ConsolePaneForegroundColor Property System.Windows.Media.Color ConsolePaneForegroundColor {get;set;}
ConsolePaneTextBackgroundColor Property System.Windows.Media.Color ConsolePaneTextBackgroundColor {get;set;}
ConsoleTokenColors Property System.Collections.Generic.IDictionary[System.Management.Automation.PSTokenType,System.Windows.Media.Color] ConsoleTokenColors {get;}
DebugBackgroundColor Property System.Windows.Media.Color DebugBackgroundColor {get;set;}
DebugForegroundColor Property System.Windows.Media.Color DebugForegroundColor {get;set;}
DefaultOptions Property Microsoft.PowerShell.Host.ISE.ISEOptions DefaultOptions {get;}
ErrorBackgroundColor Property System.Windows.Media.Color ErrorBackgroundColor {get;set;}
ErrorForegroundColor Property System.Windows.Media.Color ErrorForegroundColor {get;set;}
FontName Property string FontName {get;set;}
FontSize Property int FontSize {get;set;}
IntellisenseTimeoutInSeconds Property int IntellisenseTimeoutInSeconds {get;set;}
MruCount Property int MruCount {get;set;}
ScriptPaneBackgroundColor Property System.Windows.Media.Color ScriptPaneBackgroundColor {get;set;}
ScriptPaneForegroundColor Property System.Windows.Media.Color ScriptPaneForegroundColor {get;set;}
SelectedScriptPaneState Property Microsoft.PowerShell.Host.ISE.SelectedScriptPaneState SelectedScriptPaneState {get;set;}
ShowDefaultSnippets Property bool ShowDefaultSnippets {get;set;}
ShowIntellisenseInConsolePane Property bool ShowIntellisenseInConsolePane {get;set;}
ShowIntellisenseInScriptPane Property bool ShowIntellisenseInScriptPane {get;set;}
ShowLineNumbers Property bool ShowLineNumbers {get;set;}
ShowOutlining Property bool ShowOutlining {get;set;}
ShowToolBar Property bool ShowToolBar {get;set;}
ShowWarningBeforeSavingOnRun Property bool ShowWarningBeforeSavingOnRun {get;set;}
ShowWarningForDuplicateFiles Property bool ShowWarningForDuplicateFiles {get;set;}
TokenColors Property System.Collections.Generic.IDictionary[System.Management.Automation.PSTokenType,System.Windows.Media.Color] TokenColors {get;}
UseEnterToSelectInConsolePaneIntellisense Property bool UseEnterToSelectInConsolePaneIntellisense {get;set;}
UseEnterToSelectInScriptPaneIntellisense Property bool UseEnterToSelectInScriptPaneIntellisense {get;set;}
UseLocalHelp Property bool UseLocalHelp {get;set;}
VerboseBackgroundColor Property System.Windows.Media.Color VerboseBackgroundColor {get;set;}
VerboseForegroundColor Property System.Windows.Media.Color VerboseForegroundColor {get;set;}
WarningBackgroundColor Property System.Windows.Media.Color WarningBackgroundColor {get;set;}
WarningForegroundColor Property System.Windows.Media.Color WarningForegroundColor {get;set;}
XmlTokenColors Property System.Collections.Generic.IDictionary[Microsoft.PowerShell.Host.ISE.PSXmlTokenType,System.Windows.Media.Color] XmlTokenColors {get;}
Zoom Property double Zoom {get;set;}

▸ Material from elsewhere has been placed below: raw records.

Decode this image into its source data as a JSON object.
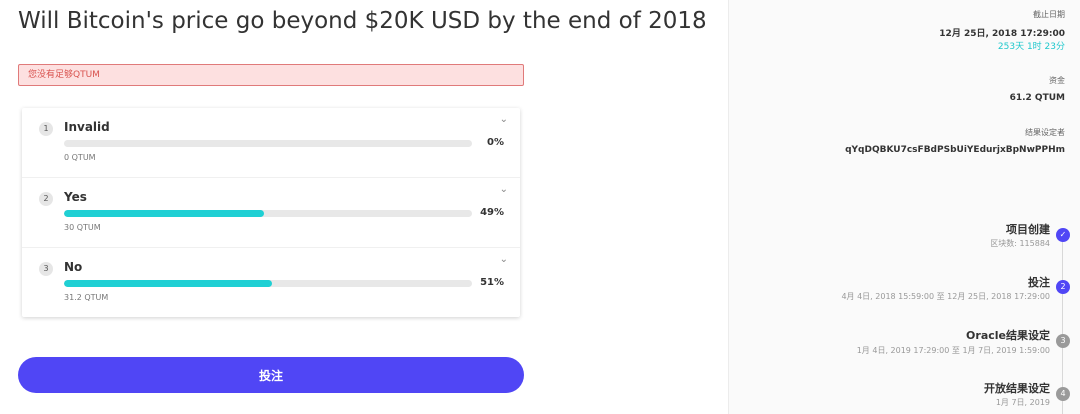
{
  "topic": {
    "title": "Will Bitcoin's price go beyond $20K USD by the end of 2018"
  },
  "alert": {
    "message": "您没有足够QTUM"
  },
  "options": [
    {
      "number": "1",
      "name": "Invalid",
      "percent_label": "0%",
      "percent": 0,
      "amount": "0 QTUM"
    },
    {
      "number": "2",
      "name": "Yes",
      "percent_label": "49%",
      "percent": 49,
      "amount": "30 QTUM"
    },
    {
      "number": "3",
      "name": "No",
      "percent_label": "51%",
      "percent": 51,
      "amount": "31.2 QTUM"
    }
  ],
  "bet_button": {
    "label": "投注"
  },
  "info": {
    "deadline_label": "截止日期",
    "deadline_value": "12月 25日, 2018 17:29:00",
    "deadline_remaining": "253天 1时 23分",
    "funds_label": "资金",
    "funds_value": "61.2 QTUM",
    "oracle_label": "结果设定者",
    "oracle_value": "qYqDQBKU7csFBdPSbUiYEdurjxBpNwPPHm"
  },
  "timeline": [
    {
      "marker": "✓",
      "title": "项目创建",
      "sub": "区块数: 115884",
      "state": "done"
    },
    {
      "marker": "2",
      "title": "投注",
      "sub": "4月 4日, 2018 15:59:00 至 12月 25日, 2018 17:29:00",
      "state": "active"
    },
    {
      "marker": "3",
      "title": "Oracle结果设定",
      "sub": "1月 4日, 2019 17:29:00 至 1月 7日, 2019 1:59:00",
      "state": "pending"
    },
    {
      "marker": "4",
      "title": "开放结果设定",
      "sub": "1月 7日, 2019",
      "state": "pending"
    }
  ],
  "colors": {
    "accent": "#5046f5",
    "progress": "#1fd0d4",
    "alert_bg": "#fde0e0",
    "alert_border": "#e07a7a",
    "alert_text": "#d9534f",
    "timeline_done": "#5046f5",
    "timeline_pending": "#9a9a9a"
  }
}
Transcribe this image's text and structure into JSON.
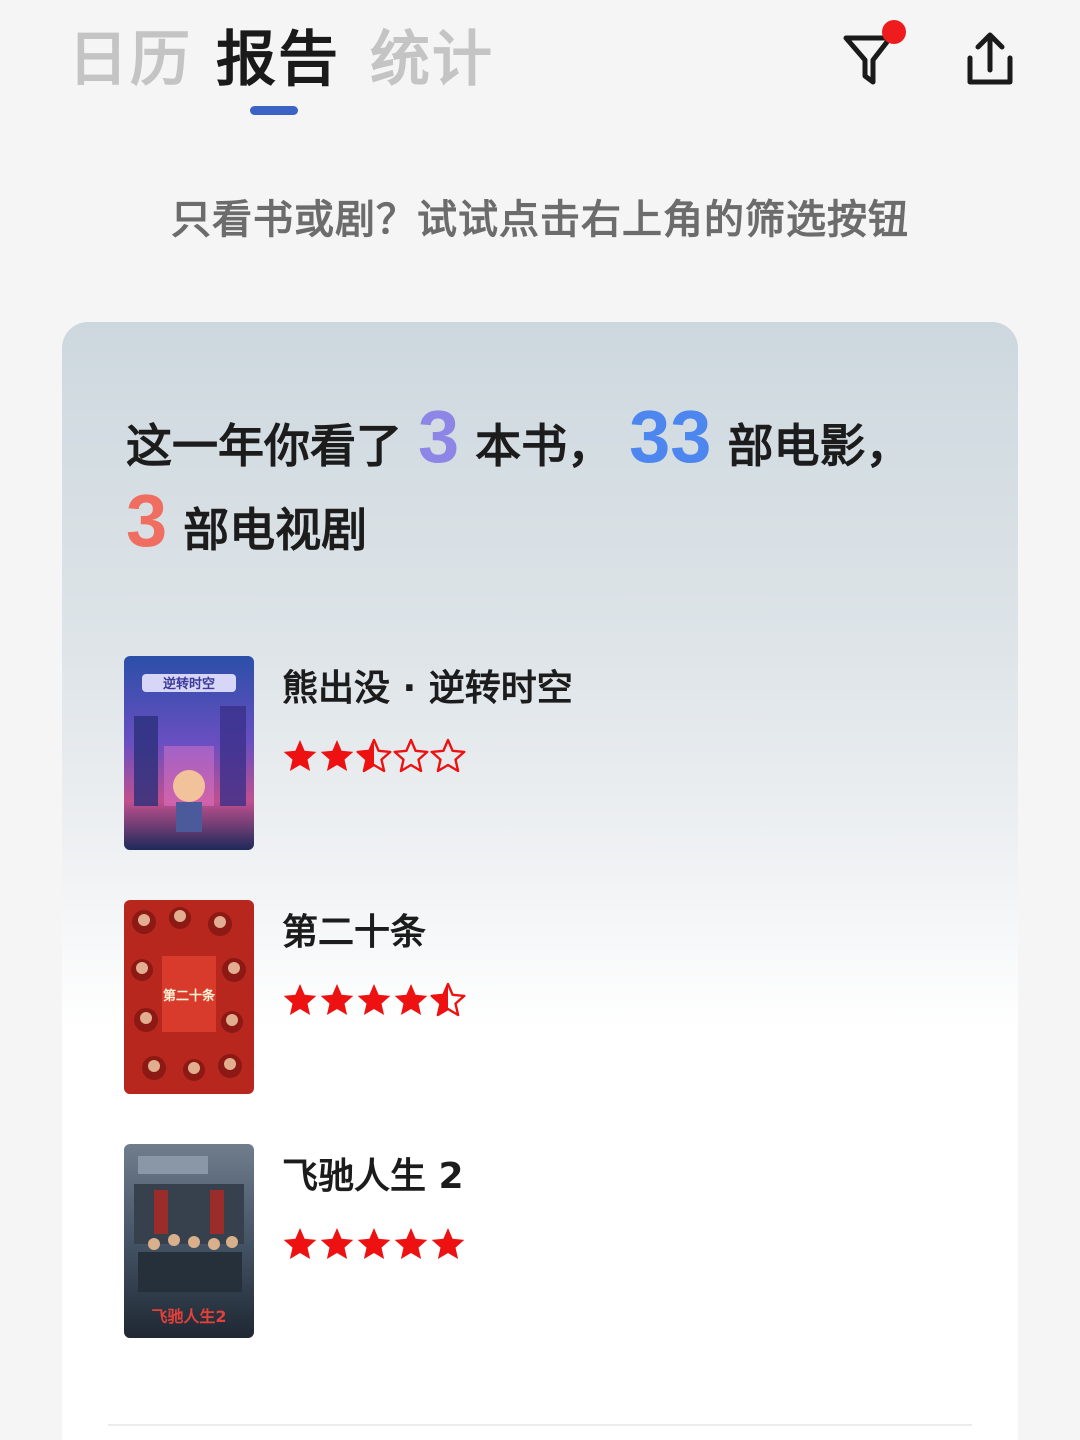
{
  "tabs": [
    {
      "label": "日历",
      "active": false
    },
    {
      "label": "报告",
      "active": true
    },
    {
      "label": "统计",
      "active": false
    }
  ],
  "toolbar": {
    "filter_icon": "filter-icon",
    "filter_has_badge": true,
    "share_icon": "share-icon"
  },
  "hint": "只看书或剧？试试点击右上角的筛选按钮",
  "summary": {
    "prefix": "这一年你看了",
    "books_count": "3",
    "books_unit": "本书，",
    "movies_count": "33",
    "movies_unit": "部电影，",
    "tv_count": "3",
    "tv_unit": "部电视剧"
  },
  "items": [
    {
      "title": "熊出没 · 逆转时空",
      "rating": 2.5,
      "poster_text": "逆转时空"
    },
    {
      "title": "第二十条",
      "rating": 4.5,
      "poster_text": "第二十条"
    },
    {
      "title": "飞驰人生 2",
      "rating": 5,
      "poster_text": "飞驰人生2"
    }
  ],
  "colors": {
    "accent": "#3b63c4",
    "books_count": "#8e86e6",
    "movies_count": "#4e86ef",
    "tv_count": "#ef6e61",
    "star": "#ee1111",
    "badge": "#ee1c1c"
  }
}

And here we find fontsize

This gives the command that I demonstrated at the start.

The following commands were used in the construction of this article:

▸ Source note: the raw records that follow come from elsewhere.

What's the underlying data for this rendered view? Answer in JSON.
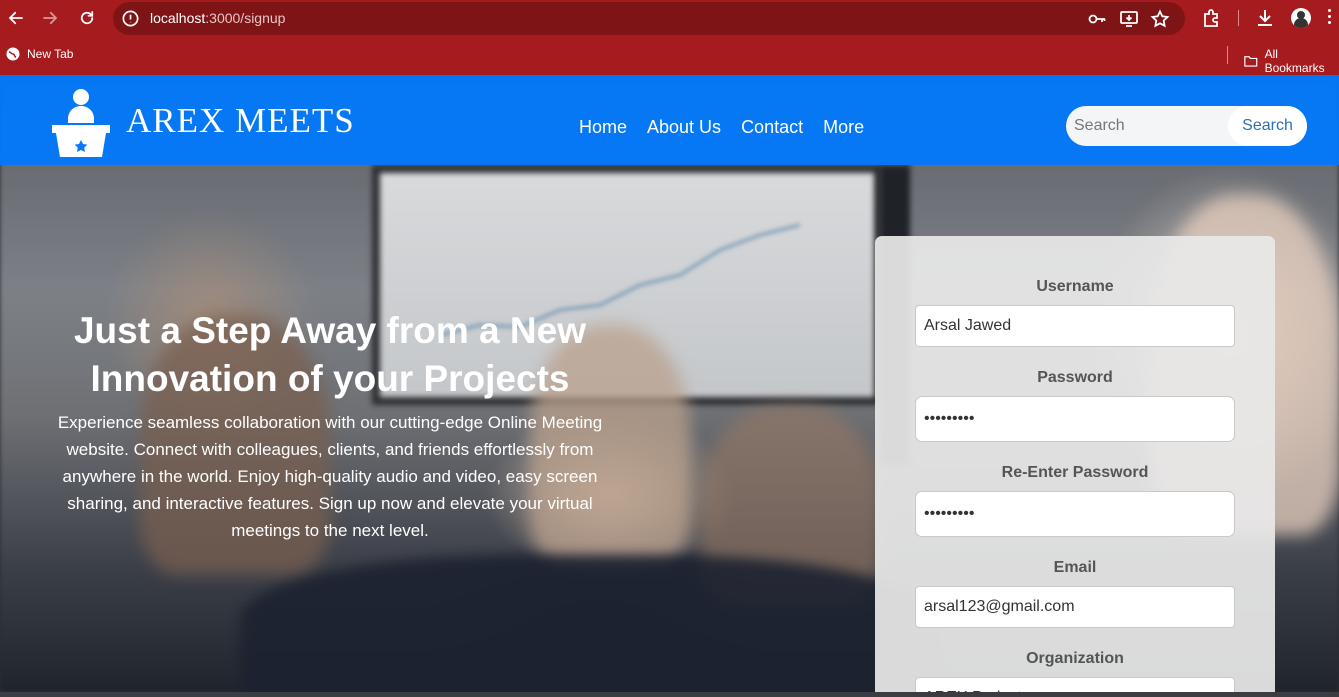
{
  "browser": {
    "url_host": "localhost",
    "url_path": ":3000/signup",
    "bookmarks": {
      "new_tab": "New Tab",
      "all_bookmarks": "All Bookmarks"
    }
  },
  "site": {
    "brand": "AREX MEETS",
    "nav": [
      "Home",
      "About Us",
      "Contact",
      "More"
    ],
    "search": {
      "placeholder": "Search",
      "button": "Search"
    }
  },
  "hero": {
    "title": "Just a Step Away from a New Innovation of your Projects",
    "description": "Experience seamless collaboration with our cutting-edge Online Meeting website. Connect with colleagues, clients, and friends effortlessly from anywhere in the world. Enjoy high-quality audio and video, easy screen sharing, and interactive features. Sign up now and elevate your virtual meetings to the next level."
  },
  "signup": {
    "username_label": "Username",
    "username_value": "Arsal Jawed",
    "password_label": "Password",
    "password_value": "123456789",
    "reenter_label": "Re-Enter Password",
    "reenter_value": "123456789",
    "email_label": "Email",
    "email_value": "arsal123@gmail.com",
    "organization_label": "Organization",
    "organization_value": "AREX Project"
  },
  "colors": {
    "chrome": "#a61b1e",
    "nav": "#007aff",
    "card": "#e8e8e8"
  }
}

get-psdrive | select Name,Provider,Root | ConvertTo-Html -Fragment
dir | select Name,Value | ConvertTo-Html -Fragment
$psISE.Options | gm | select Name, MemberType, Definition | convertto-html -Fragment | clip